  • ID to the next broadest taxon (e.g. genus vs. species), and indicate in a comment what species you believe is most either potentially, or almost certainly, indicated, i.e. indicate confidence level.
  • If IDing to the exact taxon suspected (e.g. species), indicate in a comment that there’s imperfect certainty/confidence, e.g. explain that it’s a tentative ID or uncertain ID.

Naturally in cases where certainty is lower than what would be reported confidently in an academic journal, by indicating the uncertainty, secondary identifiers should be more hesitant as well to confirm the (most specific) taxon suspected.

Having said that, I don’t yet know to what level you are familiar with using these techniques, etc. So, I’m not necessarily stating either of you do not understand or use it to the standard of research publications.

Ah, my bad - I see what happened here. I was referring to the observation links in zygy’s very first post in this thread. I must have blended everything together in my head. Sorry for the confusion and apologies to both of you for the mix-up!

I have no doubt that there are differences between taxonomic groups in how reliably DNA barcodes work. Not everything in GenBank has been published in a peer-reviewed article. For example, the Stomoxys indicus hit I found is annotated as a direct submission without a publication associated with it. In a reverse search, it fails to pull up any of the many S.i. vouchers that are in the database and instead pulls up S.c. again with 100% identity. So I think it can be concluded in this case that it represents an example for a misannotation in the database. Maybe this would have been caught in peer review if this study had been published, but it appears it didn’t get there.

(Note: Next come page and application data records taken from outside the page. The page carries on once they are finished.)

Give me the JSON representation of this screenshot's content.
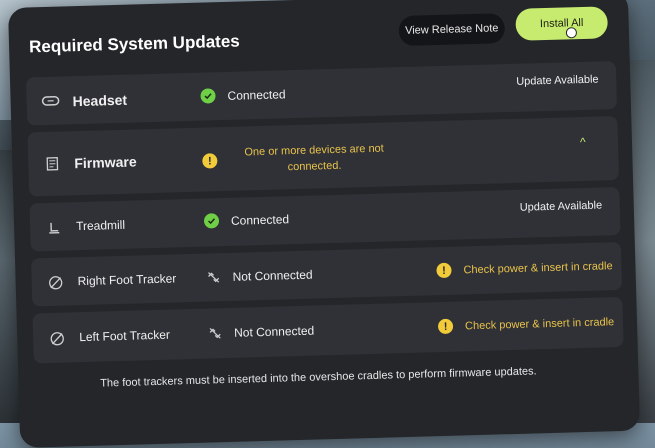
{
  "header": {
    "title": "Required System Updates",
    "release_note_label": "View Release Note",
    "install_all_label": "Install All"
  },
  "devices": [
    {
      "name": "Headset",
      "icon": "headset-icon",
      "status": "Connected",
      "status_icon": "check-icon",
      "right": "Update Available"
    },
    {
      "name": "Firmware",
      "icon": "firmware-icon",
      "status": "One or more devices are not connected.",
      "status_icon": "warning-icon",
      "right": ""
    },
    {
      "name": "Treadmill",
      "icon": "treadmill-icon",
      "status": "Connected",
      "status_icon": "check-icon",
      "right": "Update Available"
    },
    {
      "name": "Right Foot Tracker",
      "icon": "tracker-off-icon",
      "status": "Not Connected",
      "status_icon": "unlink-icon",
      "right": "Check power & insert in cradle"
    },
    {
      "name": "Left Foot Tracker",
      "icon": "tracker-off-icon",
      "status": "Not Connected",
      "status_icon": "unlink-icon",
      "right": "Check power & insert in cradle"
    }
  ],
  "footer": {
    "note": "The foot trackers must be inserted into the overshoe cradles to perform firmware updates."
  },
  "colors": {
    "accent": "#c6eb6e",
    "success": "#6fcf47",
    "warning": "#e9c24a",
    "panel": "#24262a",
    "row": "#2f3137"
  }
}
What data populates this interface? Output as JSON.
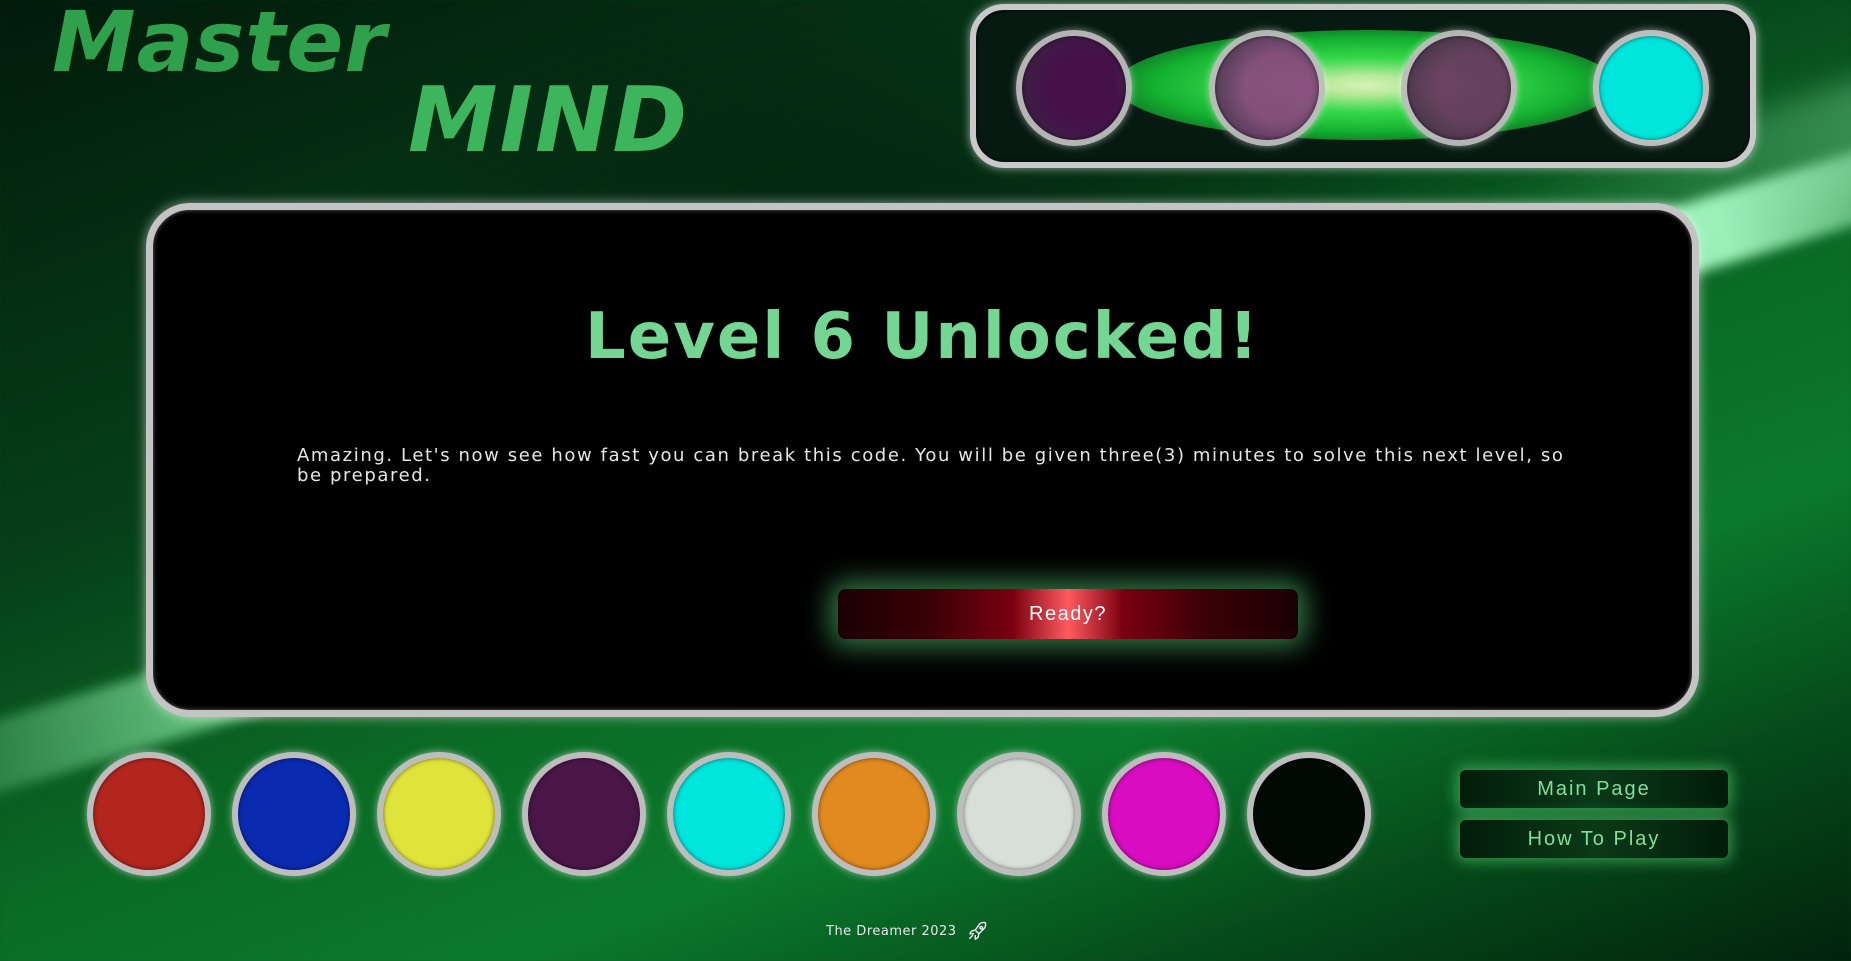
{
  "logo": {
    "word1": "Master",
    "word2": "MIND"
  },
  "secret_code": {
    "pegs": [
      {
        "color": "#4a1050",
        "state": "hidden"
      },
      {
        "color": "#8a4a80",
        "state": "hidden"
      },
      {
        "color": "#6a3a60",
        "state": "hidden"
      },
      {
        "color": "#00e5dc",
        "state": "revealed"
      }
    ]
  },
  "dialog": {
    "title": "Level 6 Unlocked!",
    "message": "Amazing. Let's now see how fast you can break this code. You will be given three(3) minutes to solve this next level, so be prepared.",
    "ready_label": "Ready?"
  },
  "palette": {
    "colors": [
      "#b3261e",
      "#0a2ab0",
      "#e0e33a",
      "#4a1648",
      "#00e5dc",
      "#e08a20",
      "#d8dfd8",
      "#d80cc0",
      "#000a04"
    ]
  },
  "nav": {
    "main_page_label": "Main Page",
    "how_to_play_label": "How To Play"
  },
  "footer": {
    "credit": "The Dreamer 2023",
    "icon": "rocket-icon"
  },
  "theme": {
    "accent": "#73d793",
    "panel_border": "#c4c4c4"
  }
}
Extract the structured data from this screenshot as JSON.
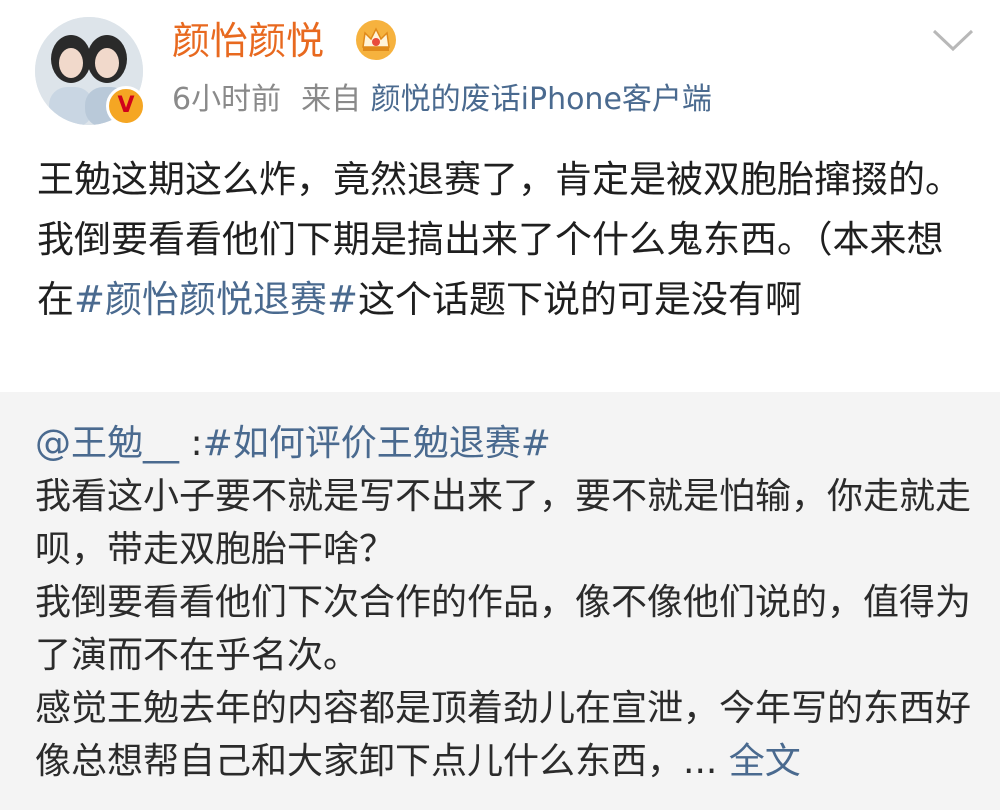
{
  "header": {
    "username": "颜怡颜悦",
    "time": "6小时前",
    "from_label": "来自",
    "source": "颜悦的废话iPhone客户端",
    "badge_letter": "V"
  },
  "post": {
    "text_before": "王勉这期这么炸，竟然退赛了，肯定是被双胞胎撺掇的。我倒要看看他们下期是搞出来了个什么鬼东西。（本来想在",
    "topic": "#颜怡颜悦退赛#",
    "text_after": "这个话题下说的可是没有啊"
  },
  "repost": {
    "mention": "@王勉__",
    "colon": " :",
    "topic": "#如何评价王勉退赛#",
    "para1": "我看这小子要不就是写不出来了，要不就是怕输，你走就走呗，带走双胞胎干啥？",
    "para2": "我倒要看看他们下次合作的作品，像不像他们说的，值得为了演而不在乎名次。",
    "para3": "感觉王勉去年的内容都是顶着劲儿在宣泄，今年写的东西好像总想帮自己和大家卸下点儿什么东西，... ",
    "full_text_link": "全文"
  },
  "colors": {
    "username": "#e8691f",
    "link": "#4a6a8f",
    "meta": "#8a8a8a",
    "repost_bg": "#f4f4f4"
  },
  "icons": {
    "avatar": "avatar-photo",
    "verified": "verified-badge-icon",
    "member": "crown-icon",
    "menu": "chevron-down-icon"
  }
}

Other databases curated by taxonomists specifically for DNA barcoding are likely more reliable than GenBank, but since I’m new to this I’m not yet familiar with all the other resources that might exist.